     2. The constitution of the United States provides that no state shall "grant any title of nobility; and no person can become a citizen of the United States until he has renounced all titles of nobility." The Federalist, No. 84; 2 Story, Laws U. S. 851. 3. There is not in the constitution any general prohibition against any citizen whomsoever, whether in public or private life, accepting any foreign title of nobility. An amendment of the constitution in this respect has been recommended by congress, but it has not been ratified by a sufficient number of states to make it a part of the constitution. Rawle on the Const. 120; Story, Const. Sec. 1346.

A Law Dictionary, Adapted to the Constitution and Laws of the United States. By John Bouvier. Published 1856.
References in periodicals archive ?

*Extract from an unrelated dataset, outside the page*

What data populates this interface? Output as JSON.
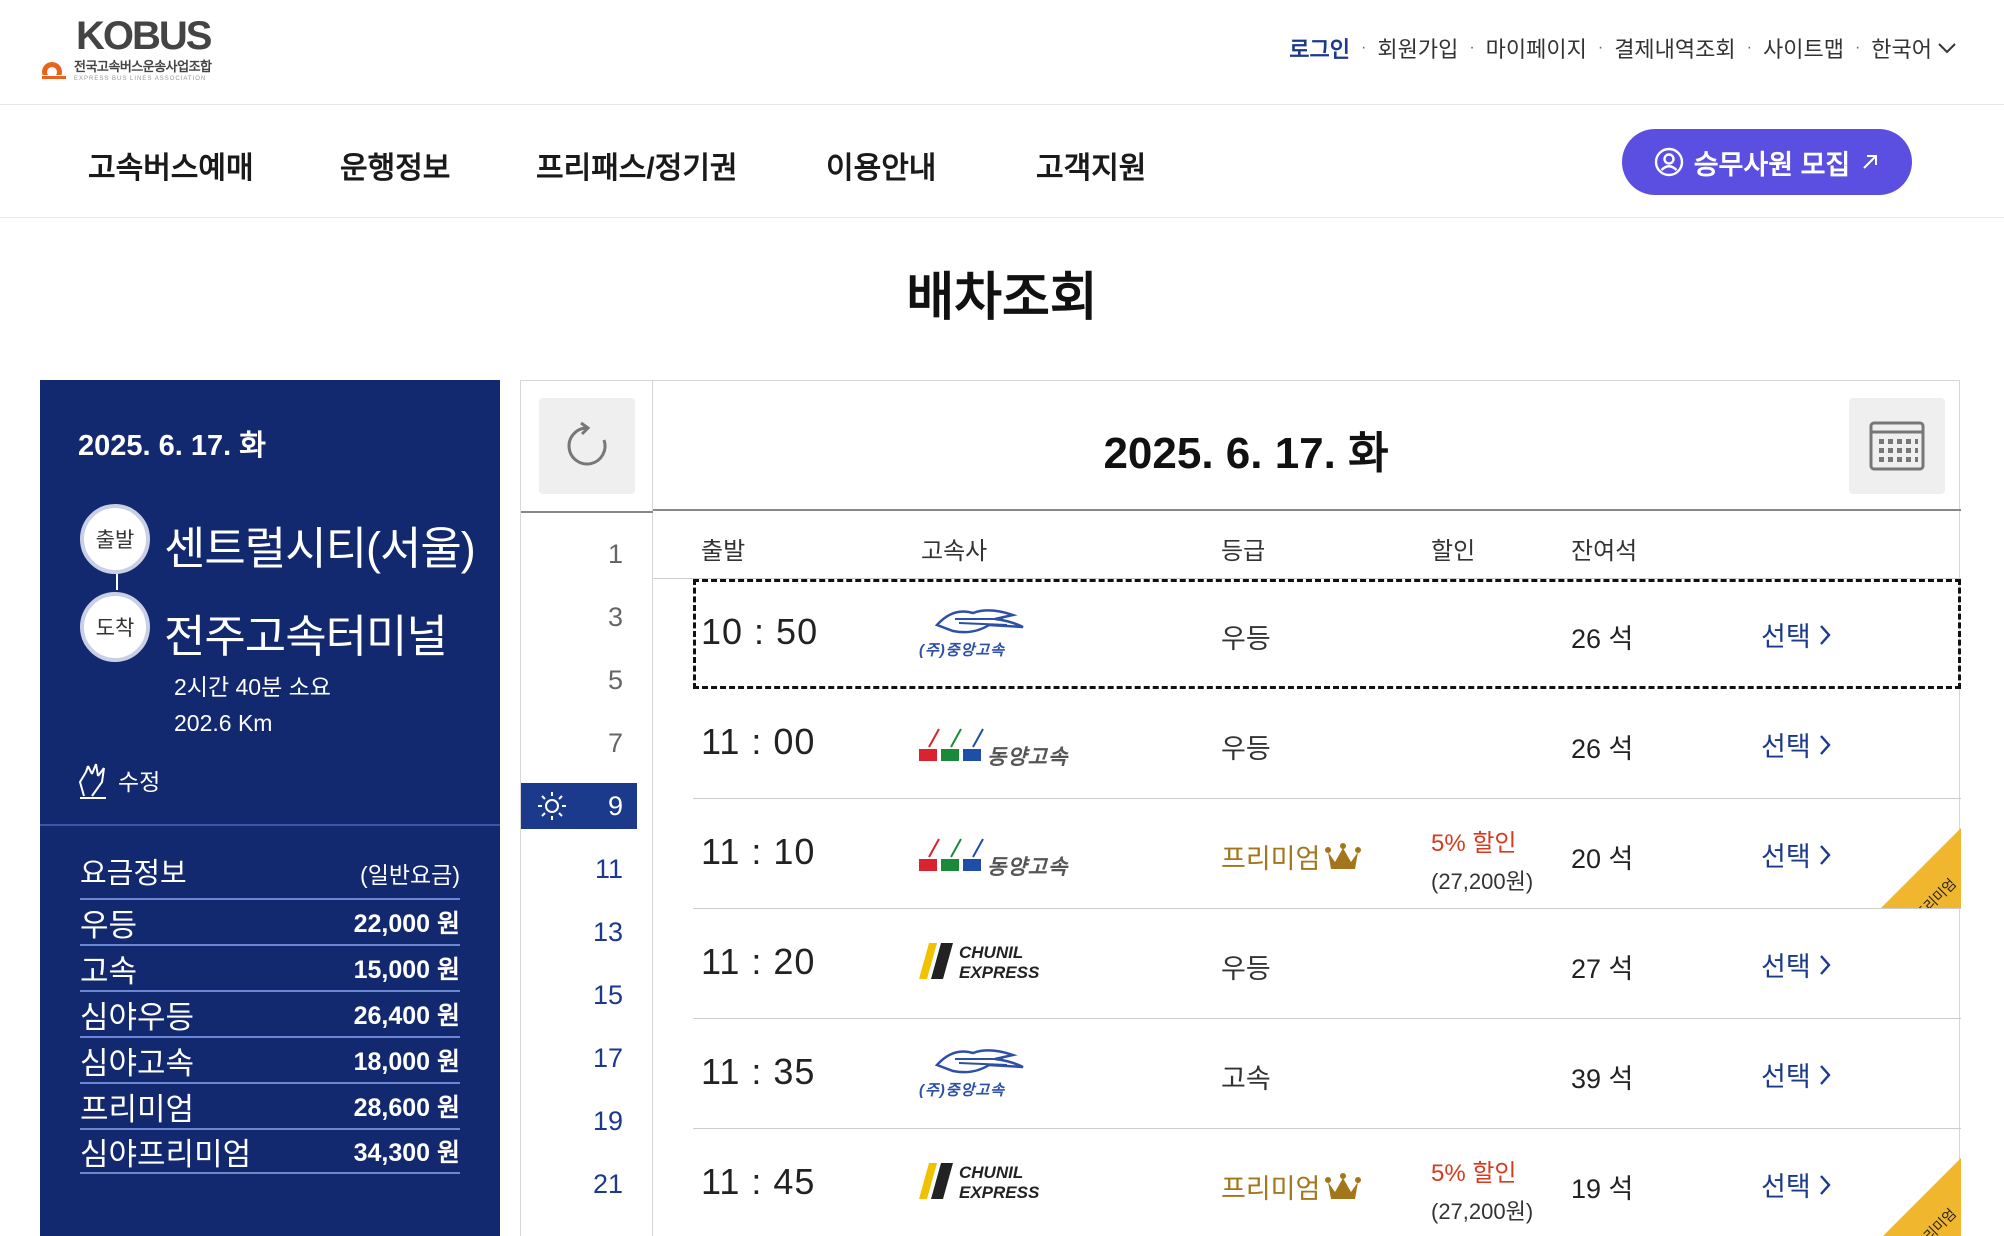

(There is only one Pitt in it, as the elder Pitt is listed as the Earl of Chatham.) A complication with this group is that prior to the twentieth century, most prime ministers bore titles of nobility (often as a conferred honor) by which they were more often better known during their prime ministerships than by their personal names.

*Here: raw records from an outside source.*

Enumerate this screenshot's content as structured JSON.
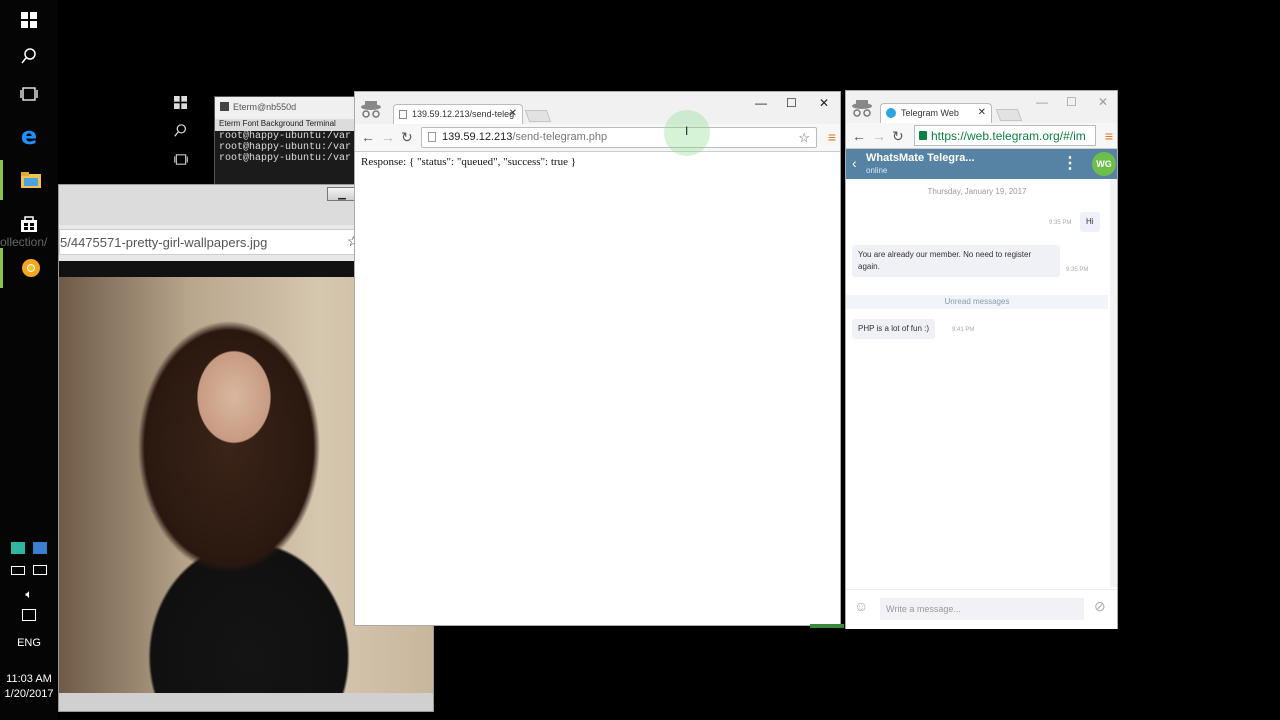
{
  "taskbar": {
    "language": "ENG",
    "time": "11:03 AM",
    "date": "1/20/2017"
  },
  "terminal": {
    "title": "Eterm@nb550d",
    "menu": "Eterm  Font  Background  Terminal",
    "lines": [
      "root@happy-ubuntu:/var",
      "root@happy-ubuntu:/var",
      "root@happy-ubuntu:/var"
    ]
  },
  "image_window": {
    "side_label": "ollection/",
    "url": "5/4475571-pretty-girl-wallpapers.jpg"
  },
  "chrome": {
    "tab_title": "139.59.12.213/send-teleg",
    "url_host": "139.59.12.213",
    "url_path": "/send-telegram.php",
    "response": "Response: { \"status\": \"queued\", \"success\": true }"
  },
  "telegram": {
    "tab_title": "Telegram Web",
    "url": "https://web.telegram.org/#/im",
    "chat_name": "WhatsMate Telegra...",
    "status": "online",
    "avatar": "WG",
    "date": "Thursday, January 19, 2017",
    "messages": [
      {
        "text": "Hi",
        "time": "9:35 PM"
      },
      {
        "text": "You are already our member. No need to register again.",
        "time": "9:35 PM"
      },
      {
        "text": "PHP is a lot of fun :)",
        "time": "9:41 PM"
      }
    ],
    "unread": "Unread messages",
    "input_placeholder": "Write a message..."
  }
}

Yet, acknowledging that the very act of translation requires some sort of framework, he claims that in rendering ancient Chinese titles of nobility and rank only the use of Western feudal terminology is acceptable, for reasons he promises to explain in a future work on "The Lai Vessels and the Royal Investiture Ceremony," Yet even within this restricted framework, Barnard finds himself with insoluble conundrums that might better be explained using other social models.